Activity:
Which lines in the records below contain the word "value"? Copy each one.

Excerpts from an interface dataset
· · ·

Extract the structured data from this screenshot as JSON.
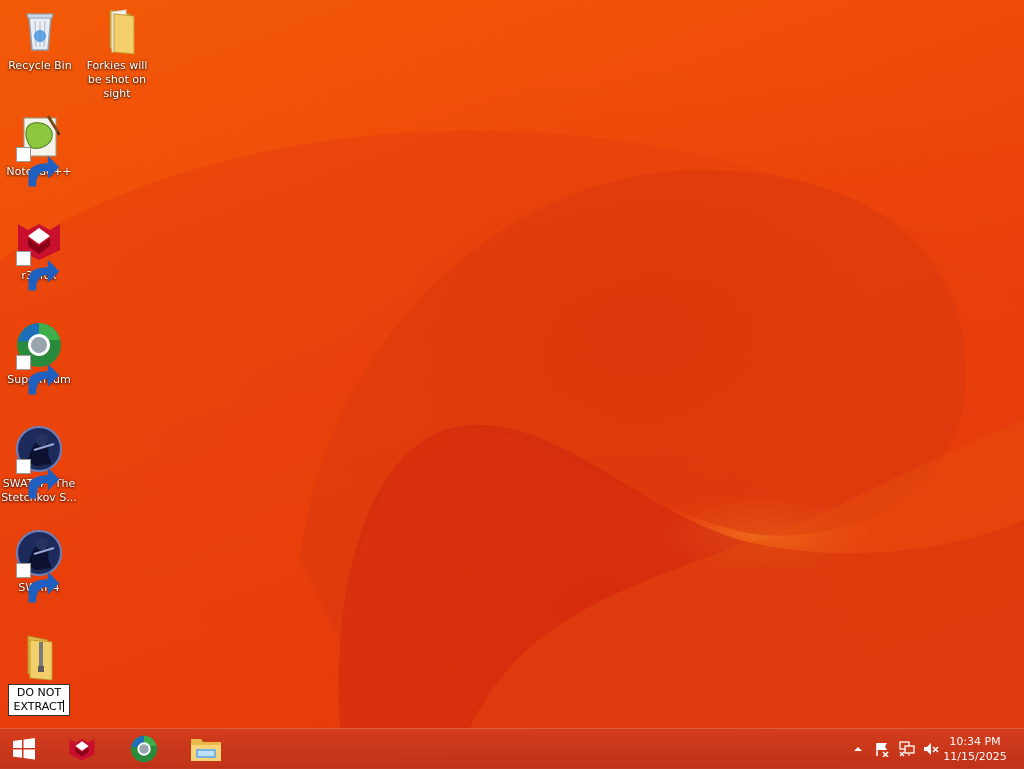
{
  "desktop": {
    "icons": [
      {
        "name": "recycle-bin",
        "label": "Recycle Bin",
        "icon": "recycle-bin-icon"
      },
      {
        "name": "folder-forkies",
        "label": "Forkies will be shot on sight",
        "icon": "folder-icon"
      },
      {
        "name": "notepadpp",
        "label": "Notepad++",
        "icon": "notepadpp-icon"
      },
      {
        "name": "r3dfox",
        "label": "r3dfox",
        "icon": "r3dfox-icon"
      },
      {
        "name": "supermium",
        "label": "Supermium",
        "icon": "supermium-icon"
      },
      {
        "name": "swat4-stetchkov",
        "label": "SWAT 4 - The Stetchkov S...",
        "icon": "swat4-icon"
      },
      {
        "name": "swat4",
        "label": "SWAT 4",
        "icon": "swat4-icon"
      },
      {
        "name": "zip-folder",
        "label": "DO NOT\nEXTRACT",
        "icon": "zip-folder-icon",
        "renaming": true
      }
    ]
  },
  "taskbar": {
    "start": "windows-logo-icon",
    "pinned": [
      "r3dfox-icon",
      "supermium-icon",
      "file-explorer-icon"
    ],
    "tray": [
      "show-hidden-icons-chevron",
      "action-center-flag-icon",
      "network-icon",
      "volume-muted-icon"
    ],
    "clock": {
      "time": "10:34 PM",
      "date": "11/15/2025"
    }
  },
  "colors": {
    "wallpaper_base": "#ef4a0a",
    "taskbar": "#c9401e",
    "label_text": "#ffffff"
  }
}
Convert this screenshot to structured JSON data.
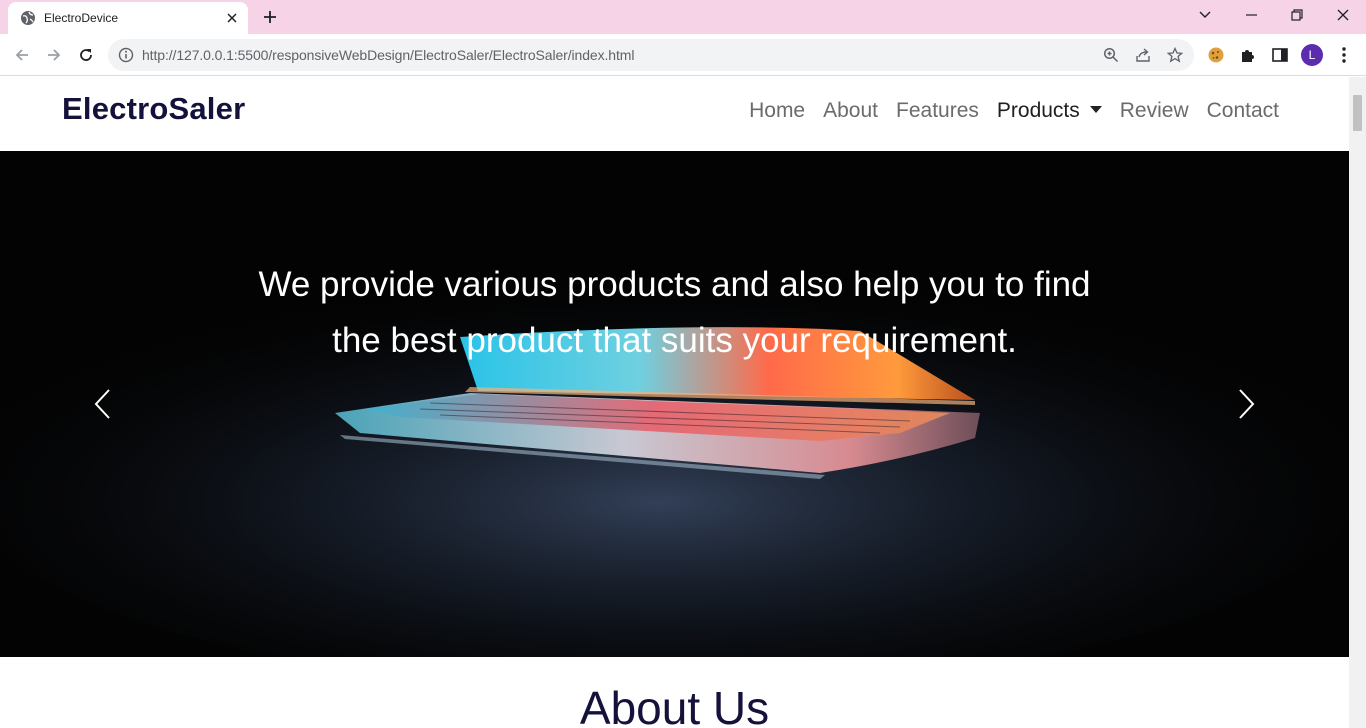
{
  "browser": {
    "tab_title": "ElectroDevice",
    "url": "http://127.0.0.1:5500/responsiveWebDesign/ElectroSaler/ElectroSaler/index.html",
    "profile_initial": "L"
  },
  "site": {
    "brand": "ElectroSaler",
    "nav": {
      "home": "Home",
      "about": "About",
      "features": "Features",
      "products": "Products",
      "review": "Review",
      "contact": "Contact"
    },
    "hero": {
      "line1": "We provide various products and also help you to find",
      "line2": "the best product that suits your requirement."
    },
    "about_title": "About Us"
  },
  "colors": {
    "tabstrip": "#f6d3e6",
    "brand_text": "#14123a",
    "avatar": "#5b2cb0"
  }
}
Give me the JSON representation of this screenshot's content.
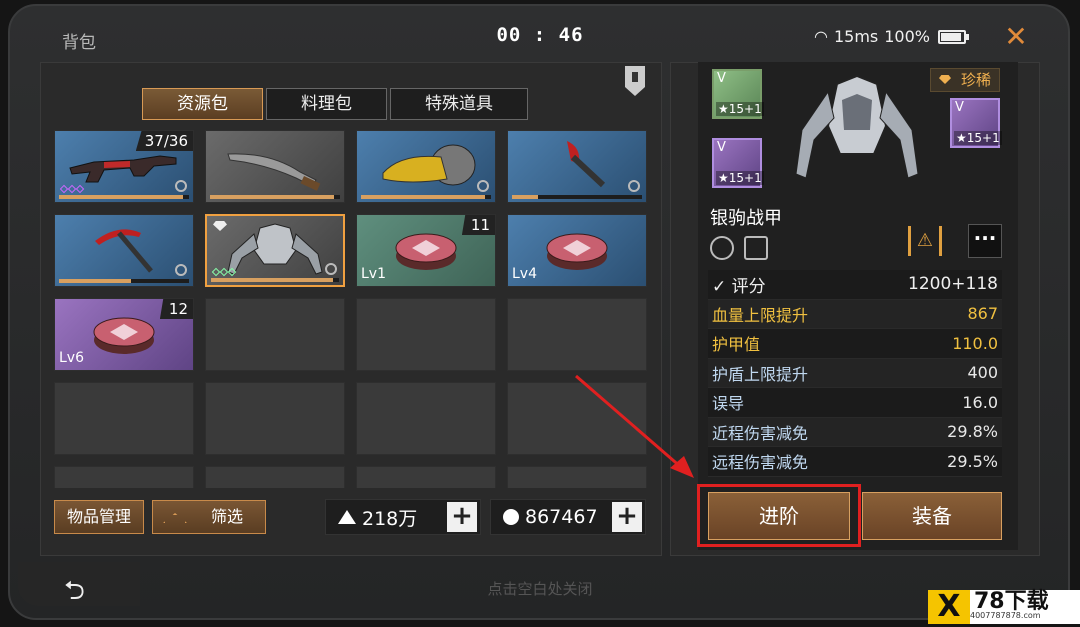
{
  "header": {
    "title": "背包",
    "clock": "00 : 46",
    "ping": "15ms",
    "battery": "100%"
  },
  "tabs": [
    {
      "label": "资源包",
      "active": true
    },
    {
      "label": "料理包",
      "active": false
    },
    {
      "label": "特殊道具",
      "active": false
    }
  ],
  "inventory": [
    {
      "name": "rifle",
      "count": "37/36",
      "rarity": "blue",
      "progress": 0.95
    },
    {
      "name": "machete",
      "rarity": "gray",
      "progress": 0.95
    },
    {
      "name": "vehicle-part",
      "rarity": "blue",
      "progress": 0.95
    },
    {
      "name": "axe",
      "rarity": "blue",
      "progress": 0.2
    },
    {
      "name": "pickaxe",
      "rarity": "blue",
      "progress": 0.55
    },
    {
      "name": "armor",
      "rarity": "gray",
      "selected": true,
      "progress": 0.95
    },
    {
      "name": "chest",
      "count": "11",
      "level": "Lv1",
      "rarity": "green"
    },
    {
      "name": "chest",
      "level": "Lv4",
      "rarity": "blue"
    },
    {
      "name": "chest",
      "count": "12",
      "level": "Lv6",
      "rarity": "purple"
    }
  ],
  "bottom": {
    "manage_label": "物品管理",
    "filter_label": "筛选",
    "resource_amount": "218万",
    "coin_amount": "867467",
    "close_hint": "点击空白处关闭"
  },
  "detail": {
    "rarity": "珍稀",
    "item_name": "银驹战甲",
    "modules": [
      {
        "tier": "V",
        "stars": "15+1",
        "color": "green"
      },
      {
        "tier": "V",
        "stars": "15+1",
        "color": "purple"
      },
      {
        "tier": "V",
        "stars": "15+1",
        "color": "purple"
      }
    ],
    "stats": [
      {
        "key": "评分",
        "value": "1200+118",
        "style": "score"
      },
      {
        "key": "血量上限提升",
        "value": "867",
        "style": "gold"
      },
      {
        "key": "护甲值",
        "value": "110.0",
        "style": "gold"
      },
      {
        "key": "护盾上限提升",
        "value": "400",
        "style": "normal"
      },
      {
        "key": "误导",
        "value": "16.0",
        "style": "normal"
      },
      {
        "key": "近程伤害减免",
        "value": "29.8%",
        "style": "normal"
      },
      {
        "key": "远程伤害减免",
        "value": "29.5%",
        "style": "normal"
      }
    ],
    "advance_label": "进阶",
    "equip_label": "装备"
  },
  "watermark": {
    "brand": "78下载",
    "url": "4007787878.com"
  }
}
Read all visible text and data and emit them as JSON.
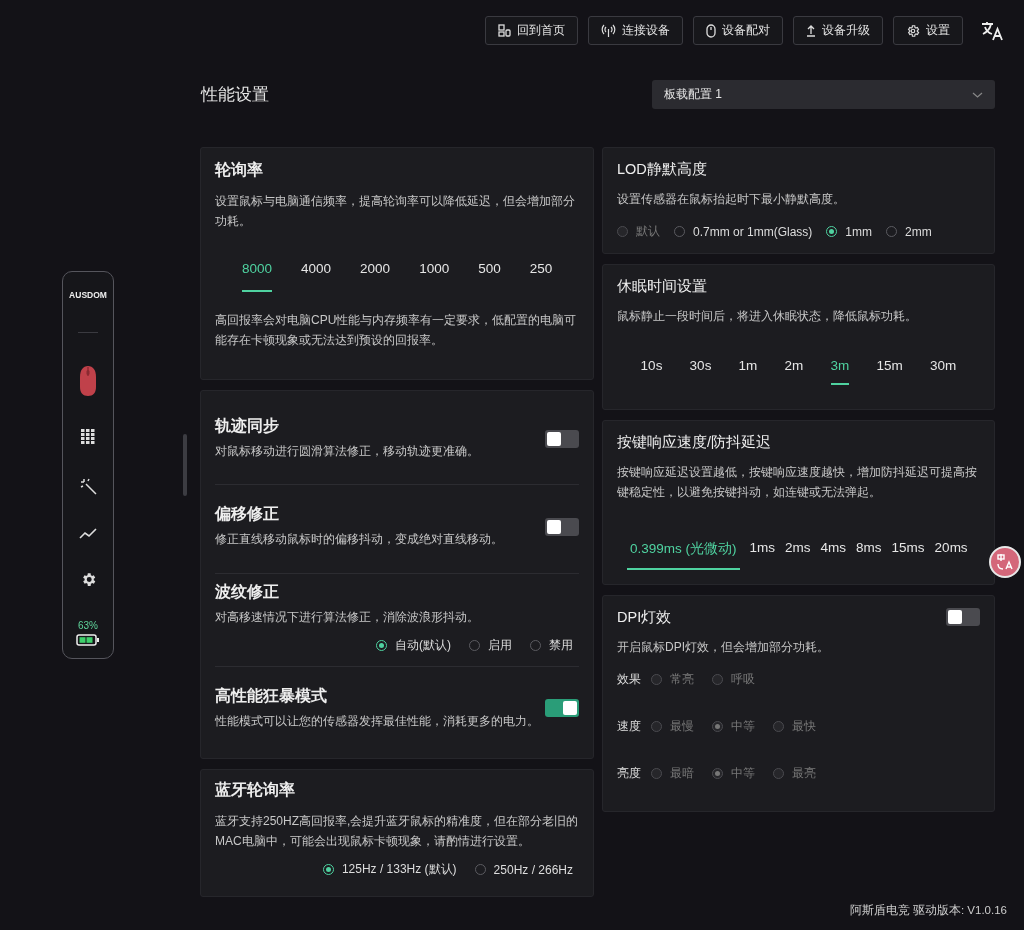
{
  "topbar": {
    "buttons": [
      {
        "label": "回到首页",
        "kind": "home"
      },
      {
        "label": "连接设备",
        "kind": "connect"
      },
      {
        "label": "设备配对",
        "kind": "pair"
      },
      {
        "label": "设备升级",
        "kind": "upgrade"
      },
      {
        "label": "设置",
        "kind": "settings"
      }
    ]
  },
  "sidebar": {
    "logo": "AUSDOM",
    "items": [
      {
        "kind": "keys"
      },
      {
        "kind": "magic"
      },
      {
        "kind": "chart"
      },
      {
        "kind": "settings"
      }
    ],
    "battery": "63%"
  },
  "page_title": "性能设置",
  "profile_select": {
    "value": "板载配置 1"
  },
  "polling_rate": {
    "title": "轮询率",
    "description": "设置鼠标与电脑通信频率，提高轮询率可以降低延迟，但会增加部分功耗。",
    "options": [
      {
        "label": "8000",
        "selected": true
      },
      {
        "label": "4000",
        "selected": false
      },
      {
        "label": "2000",
        "selected": false
      },
      {
        "label": "1000",
        "selected": false
      },
      {
        "label": "500",
        "selected": false
      },
      {
        "label": "250",
        "selected": false
      }
    ],
    "note": "高回报率会对电脑CPU性能与内存频率有一定要求，低配置的电脑可能存在卡顿现象或无法达到预设的回报率。"
  },
  "motion_settings": [
    {
      "kind": "toggle",
      "title": "轨迹同步",
      "description": "对鼠标移动进行圆滑算法修正，移动轨迹更准确。",
      "on": false
    },
    {
      "kind": "toggle",
      "title": "偏移修正",
      "description": "修正直线移动鼠标时的偏移抖动，变成绝对直线移动。",
      "on": false
    },
    {
      "kind": "radio",
      "title": "波纹修正",
      "description": "对高移速情况下进行算法修正，消除波浪形抖动。",
      "options": [
        {
          "label": "自动(默认)",
          "selected": true
        },
        {
          "label": "启用",
          "selected": false
        },
        {
          "label": "禁用",
          "selected": false
        }
      ]
    },
    {
      "kind": "toggle",
      "title": "高性能狂暴模式",
      "description": "性能模式可以让您的传感器发挥最佳性能，消耗更多的电力。",
      "on": true
    }
  ],
  "bluetooth_polling": {
    "title": "蓝牙轮询率",
    "description": "蓝牙支持250HZ高回报率,会提升蓝牙鼠标的精准度，但在部分老旧的MAC电脑中，可能会出现鼠标卡顿现象，请酌情进行设置。",
    "options": [
      {
        "label": "125Hz / 133Hz (默认)",
        "selected": true
      },
      {
        "label": "250Hz / 266Hz",
        "selected": false
      }
    ]
  },
  "lod": {
    "title": "LOD静默高度",
    "description": "设置传感器在鼠标抬起时下最小静默高度。",
    "options": [
      {
        "label": "默认",
        "selected": false,
        "disabled": true
      },
      {
        "label": "0.7mm or 1mm(Glass)",
        "selected": false,
        "disabled": false
      },
      {
        "label": "1mm",
        "selected": true,
        "disabled": false
      },
      {
        "label": "2mm",
        "selected": false,
        "disabled": false
      }
    ]
  },
  "sleep": {
    "title": "休眠时间设置",
    "description": "鼠标静止一段时间后，将进入休眠状态，降低鼠标功耗。",
    "options": [
      {
        "label": "10s",
        "selected": false
      },
      {
        "label": "30s",
        "selected": false
      },
      {
        "label": "1m",
        "selected": false
      },
      {
        "label": "2m",
        "selected": false
      },
      {
        "label": "3m",
        "selected": true
      },
      {
        "label": "15m",
        "selected": false
      },
      {
        "label": "30m",
        "selected": false
      }
    ]
  },
  "debounce": {
    "title": "按键响应速度/防抖延迟",
    "description": "按键响应延迟设置越低，按键响应速度越快，增加防抖延迟可提高按键稳定性，以避免按键抖动，如连键或无法弹起。",
    "options": [
      {
        "label": "0.399ms (光微动)",
        "selected": true
      },
      {
        "label": "1ms",
        "selected": false
      },
      {
        "label": "2ms",
        "selected": false
      },
      {
        "label": "4ms",
        "selected": false
      },
      {
        "label": "8ms",
        "selected": false
      },
      {
        "label": "15ms",
        "selected": false
      },
      {
        "label": "20ms",
        "selected": false
      }
    ]
  },
  "dpi_light": {
    "title": "DPI灯效",
    "on": false,
    "description": "开启鼠标DPI灯效，但会增加部分功耗。",
    "rows": [
      {
        "label": "效果",
        "options": [
          {
            "label": "常亮",
            "selected": false
          },
          {
            "label": "呼吸",
            "selected": false
          }
        ]
      },
      {
        "label": "速度",
        "options": [
          {
            "label": "最慢",
            "selected": false
          },
          {
            "label": "中等",
            "selected": true
          },
          {
            "label": "最快",
            "selected": false
          }
        ]
      },
      {
        "label": "亮度",
        "options": [
          {
            "label": "最暗",
            "selected": false
          },
          {
            "label": "中等",
            "selected": true
          },
          {
            "label": "最亮",
            "selected": false
          }
        ]
      }
    ]
  },
  "footer": "阿斯盾电竞 驱动版本: V1.0.16"
}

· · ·

Solution to the exercise:
        "value": "1200+118",
        "value": "867",
        "value": "110.0",
        "value": "400",
        "value": "16.0",
        "value": "29.8%",
        "value": "29.5%",
    "value": "板载配置 1"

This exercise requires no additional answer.